On the streets of Singapore, a network of sensors, cameras, and GPS devices tracks and alerts the systems that manage the traffic, helping motorists avoid congested routes to get to destinations quicker and safer. The island nation boasts one of the largest experimental test facilities for smart grid technology, and it continues to increase connectivity to its citizens and expand government services through nationwide broadband networks.

Barcelona was an early adopter of e-mobility projects and plans to test all kinds of sensors for addressing challenges ranging from noise and air contamination to waste management. Its 22@Barcelona project experiments with smart streetlights, mobile tourism apps, and public safety programs. The program has already driven significant improvements in quality of life, inspiring cities like Boston and Buenos Aires to adopt similar technologies.

Automatic cities

Using information and communication technology (ICT) to manage a city's schools, libraries, transportation systems, hospitals, power plants, waste management, law enforcement, and other community services, real-time monitoring systems can collect and analyze data to improve the efficiency of the city's infrastructure.

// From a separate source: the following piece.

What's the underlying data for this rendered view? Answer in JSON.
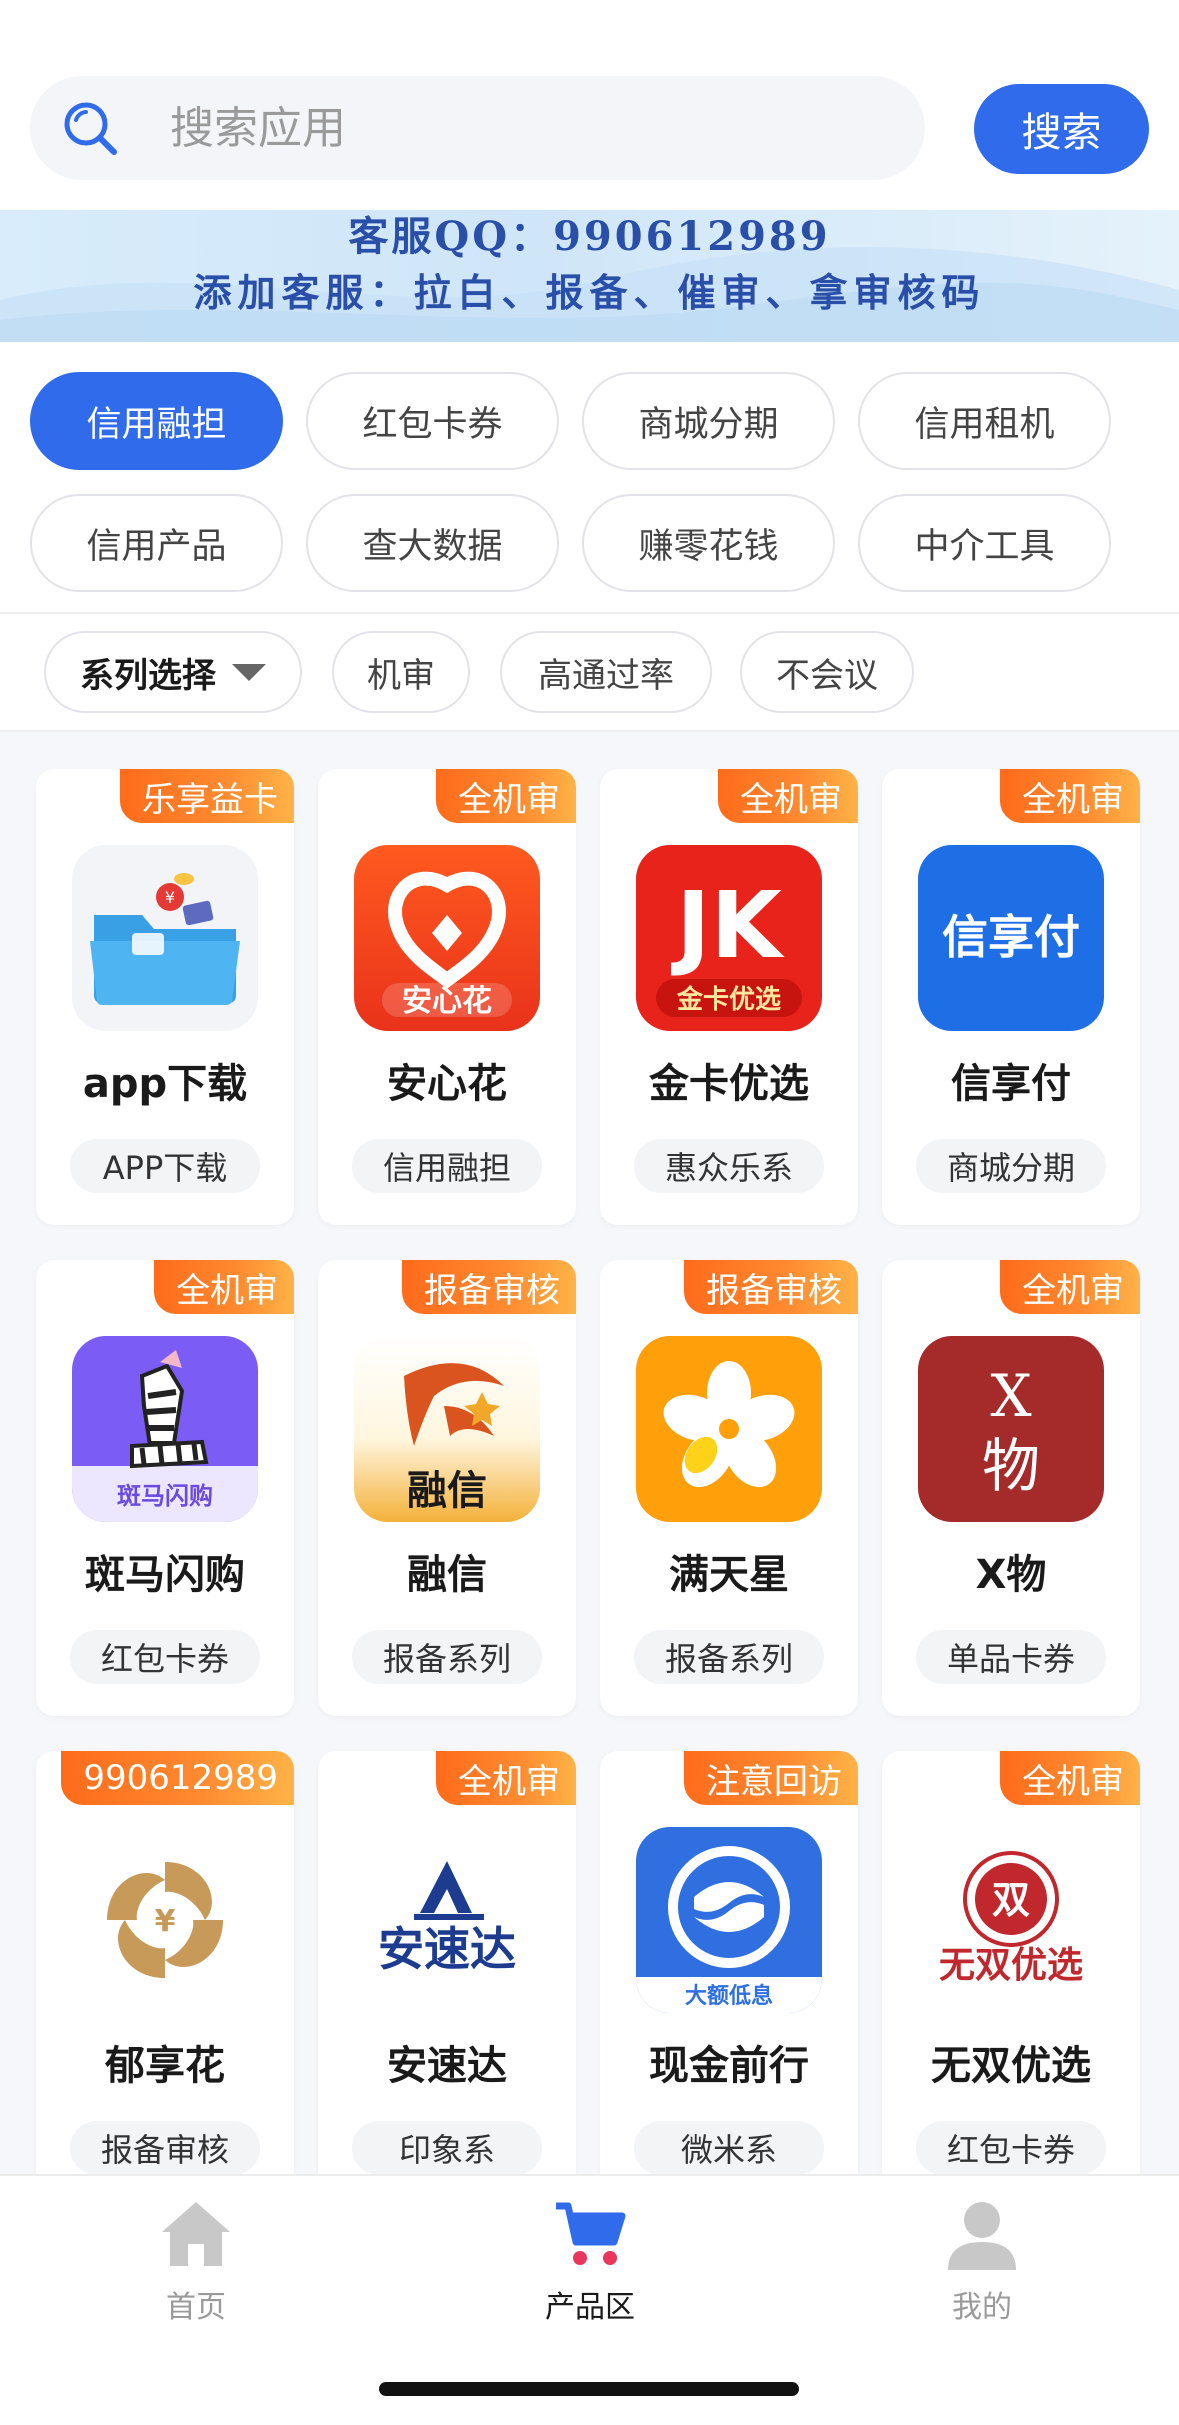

"The key to making the technology work is to take the human component out of the mix," says Tim Crawford of the IT consultancy AVOA. "The sources of data—sensors for water levels, for instance—can create a heat map of the city's water supply issues. These systems automatically know where the hot spots are during a rain storm and can quickly dispatch the nearest trucks with the necessary equipment to eliminate flooding. There's no need for any human to get involved. You eliminate human error and increase response times all at once."

Worldwide, there will be more than 21 billion connected devices by 2020, up from 4.9 billion today, according to Gartner. These statistics surrounding IoT are staggering to consider, but many experts, including Crawford, suggest those estimates are low. "I think the statistics about big data and connectivity by 2020 are grossly conservative. We're only starting to scratch the surface with the Internet of Things and the data we are gathering," Crawford says.

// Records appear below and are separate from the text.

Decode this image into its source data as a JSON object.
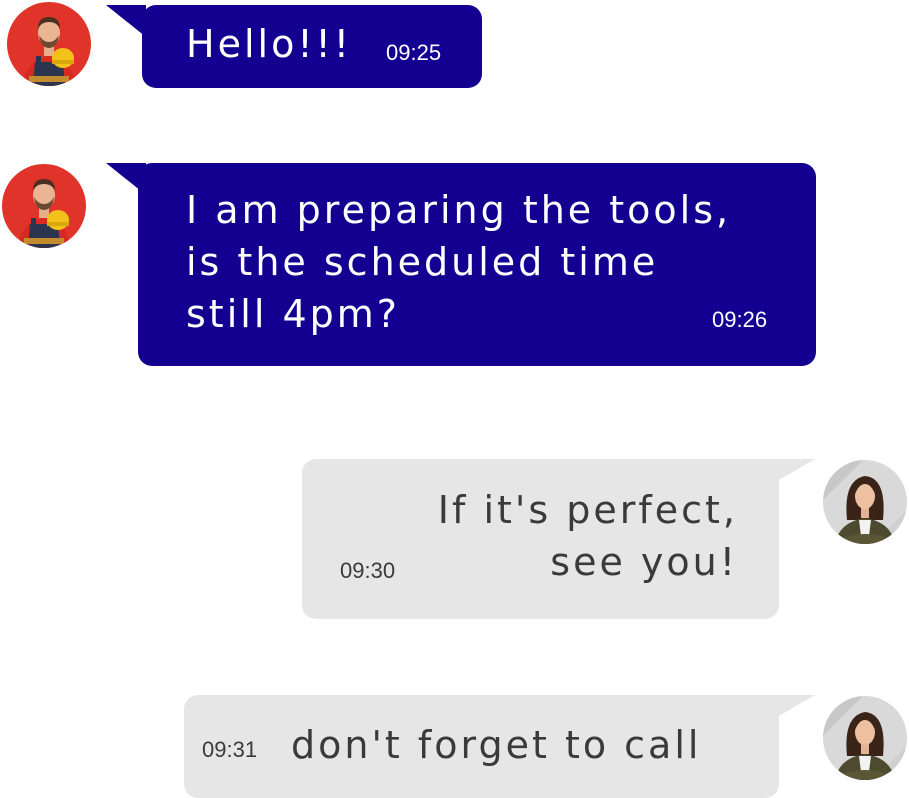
{
  "colors": {
    "outgoing_bubble": "#130090",
    "incoming_bubble": "#e6e6e6",
    "outgoing_text": "#ffffff",
    "incoming_text": "#3a3a3a",
    "worker_avatar_bg": "#e0342a",
    "woman_avatar_bg": "#d9d9d9"
  },
  "messages": [
    {
      "sender": "worker",
      "avatar_icon": "worker-avatar-icon",
      "text": "Hello!!!",
      "time": "09:25"
    },
    {
      "sender": "worker",
      "avatar_icon": "worker-avatar-icon",
      "text": "I am preparing the tools,\nis the scheduled time\nstill 4pm?",
      "time": "09:26"
    },
    {
      "sender": "woman",
      "avatar_icon": "woman-avatar-icon",
      "text": "If it's perfect,\nsee you!",
      "time": "09:30"
    },
    {
      "sender": "woman",
      "avatar_icon": "woman-avatar-icon",
      "text": "don't forget to call",
      "time": "09:31"
    }
  ]
}
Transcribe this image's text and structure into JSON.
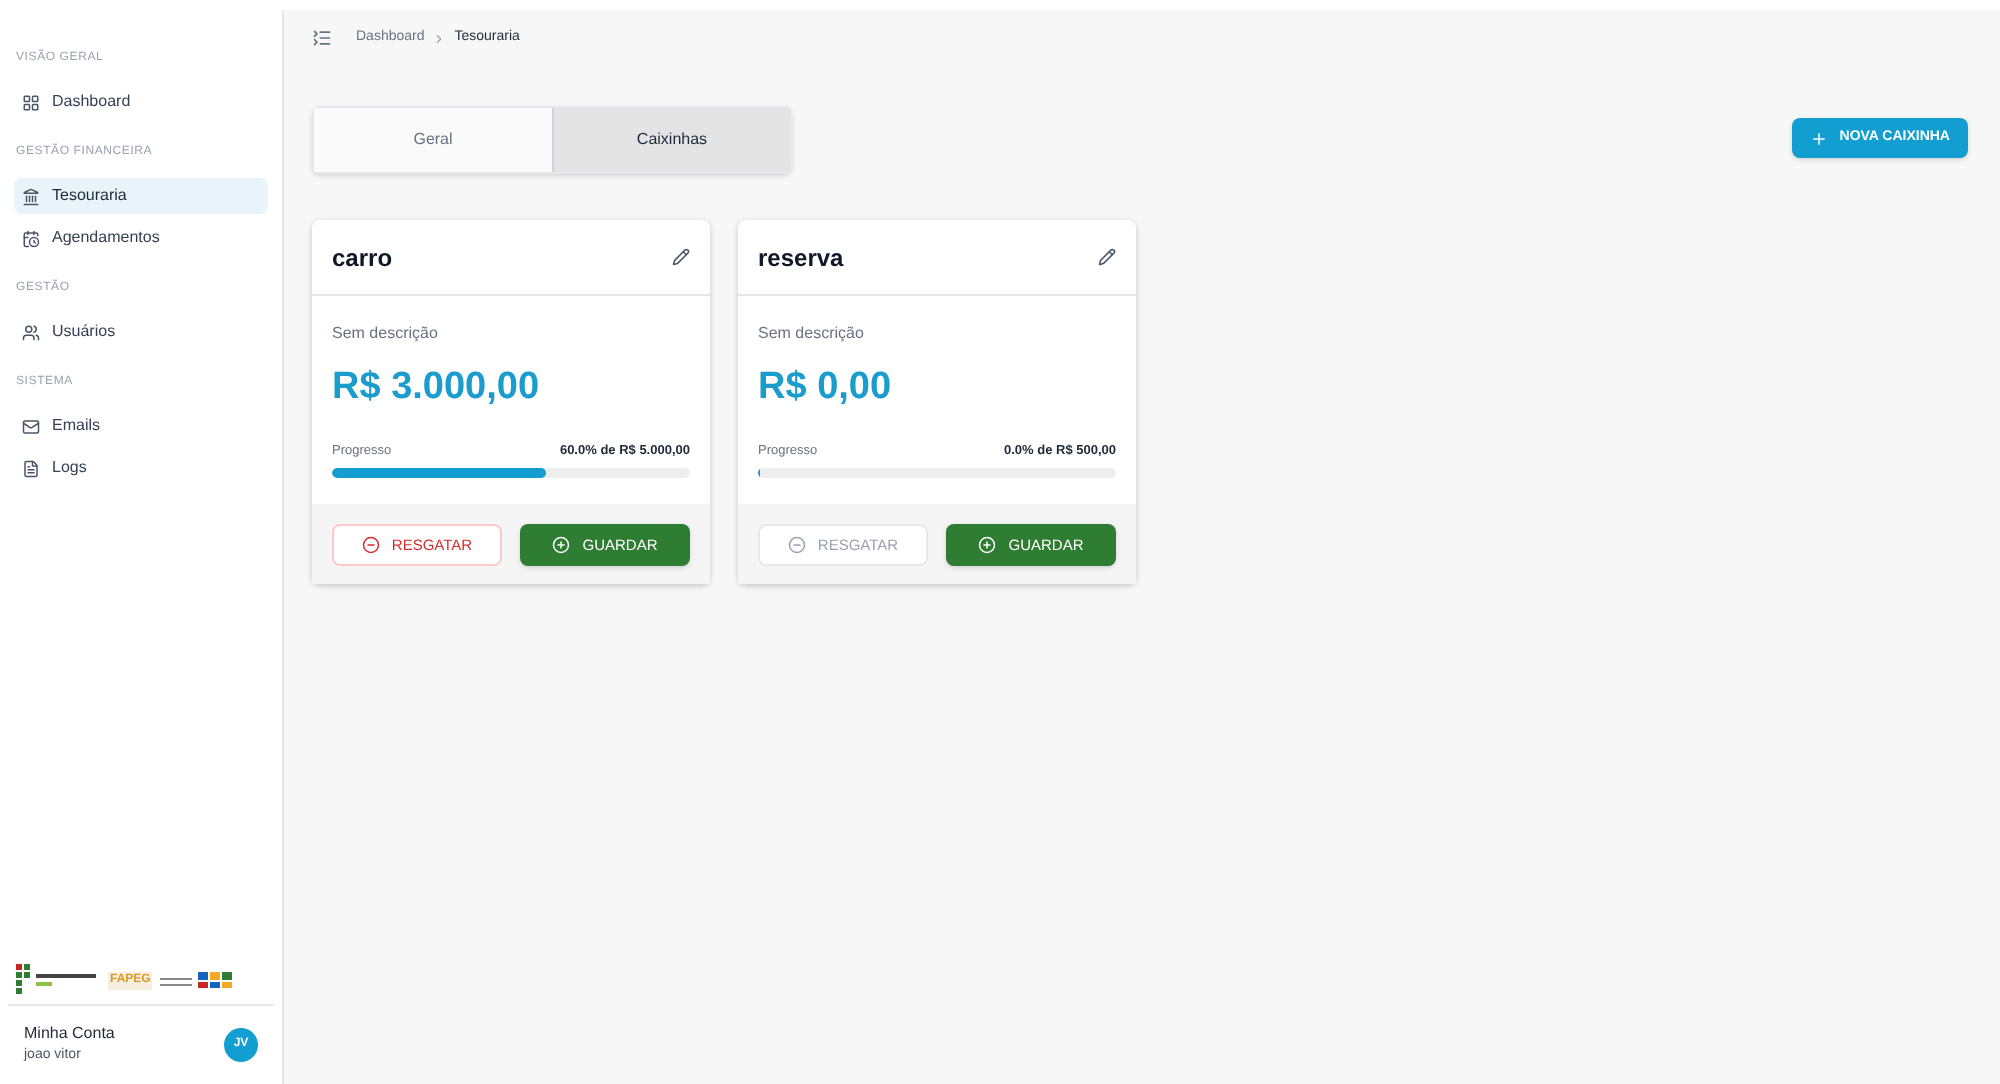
{
  "sidebar": {
    "sections": [
      {
        "title": "VISÃO GERAL",
        "items": [
          {
            "label": "Dashboard",
            "kind": "dashboard",
            "selected": false
          }
        ]
      },
      {
        "title": "GESTÃO FINANCEIRA",
        "items": [
          {
            "label": "Tesouraria",
            "kind": "bank",
            "selected": true
          },
          {
            "label": "Agendamentos",
            "kind": "calendar",
            "selected": false
          }
        ]
      },
      {
        "title": "GESTÃO",
        "items": [
          {
            "label": "Usuários",
            "kind": "users",
            "selected": false
          }
        ]
      },
      {
        "title": "SISTEMA",
        "items": [
          {
            "label": "Emails",
            "kind": "mail",
            "selected": false
          },
          {
            "label": "Logs",
            "kind": "file",
            "selected": false
          }
        ]
      }
    ],
    "logos": {
      "fapeg": "FAPEG"
    },
    "account": {
      "title": "Minha Conta",
      "user": "joao vitor",
      "initials": "JV"
    }
  },
  "breadcrumb": [
    "Dashboard",
    "Tesouraria"
  ],
  "tabs": [
    {
      "label": "Geral",
      "selected": false
    },
    {
      "label": "Caixinhas",
      "selected": true
    }
  ],
  "new_button": "NOVA CAIXINHA",
  "cards": [
    {
      "name": "carro",
      "description": "Sem descrição",
      "amount": "R$ 3.000,00",
      "progress_label": "Progresso",
      "progress_text": "60.0% de R$ 5.000,00",
      "level": 0.6,
      "withdraw": {
        "label": "RESGATAR",
        "disabled": false
      },
      "save": "GUARDAR"
    },
    {
      "name": "reserva",
      "description": "Sem descrição",
      "amount": "R$ 0,00",
      "progress_label": "Progresso",
      "progress_text": "0.0% de R$ 500,00",
      "level": 0.0,
      "withdraw": {
        "label": "RESGATAR",
        "disabled": true
      },
      "save": "GUARDAR"
    }
  ]
}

"I honestly believe that big data today will be viewed as 'minuscule data' in the future," he adds with a smile. 

Make the IoT matter

Crawford urges executives to be mindful of how they use data and maintain a realistic perspective. "Think of the value proposition," he says. "You know, how does it really help?" 

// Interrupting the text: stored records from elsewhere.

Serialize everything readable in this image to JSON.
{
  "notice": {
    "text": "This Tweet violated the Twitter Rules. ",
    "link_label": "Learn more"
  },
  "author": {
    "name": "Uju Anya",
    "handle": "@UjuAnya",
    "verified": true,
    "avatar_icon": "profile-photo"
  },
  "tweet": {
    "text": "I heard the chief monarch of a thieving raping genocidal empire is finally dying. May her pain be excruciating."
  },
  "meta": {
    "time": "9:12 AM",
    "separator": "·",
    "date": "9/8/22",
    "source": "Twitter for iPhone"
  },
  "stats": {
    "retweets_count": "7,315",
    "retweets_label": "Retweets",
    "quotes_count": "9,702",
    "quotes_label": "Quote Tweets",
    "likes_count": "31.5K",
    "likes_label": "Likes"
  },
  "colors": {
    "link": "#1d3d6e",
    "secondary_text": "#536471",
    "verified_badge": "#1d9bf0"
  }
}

Understand, too, that some of the things we connect to are simply novelties. "You can connect your toothbrushes and refrigerators," he says, "but what you really want to do is to bring people, processes, and data together in ways that add real value."

Google is doing just that by bringing "Works with Nest" programming into the home. Smart thermostats, smoke detectors, light bulbs, and cameras will add a new degree of consumer-level oversight to control the substructures of our communities. Crawford warns that we will need increased security for all these new technologies. "It's easy to cause significant downstream effects when you muck with automation," he says, "so security for IoT is going to be hugely important."

The benefits of a connected city ecosystem could also be huge. "Imagine in a heat wave, when the power usage is high, if we could adjust the temperatures on thermostats citywide by a couple of degrees and avoid a blackout," Crawford says. "We can empower computers to hear, to see, and to smell the world around us—but we need to do it in a smart way."

Smart cities and IoT: Lessons for leaders

  • When evaluating any IoT project, consider how the data will be used. Keep a realistic perspective, and think of the value proposition.
  • Look past connecting novelties, like toothbrushes. Instead, focus on bringing people, processes, and data together in ways that add real value.
  • The key to making IoT work is to take the human component out of the mix.

This article/content was written by the individual writer identified and does not necessarily reflect the view of Hewlett Packard Enterprise Company.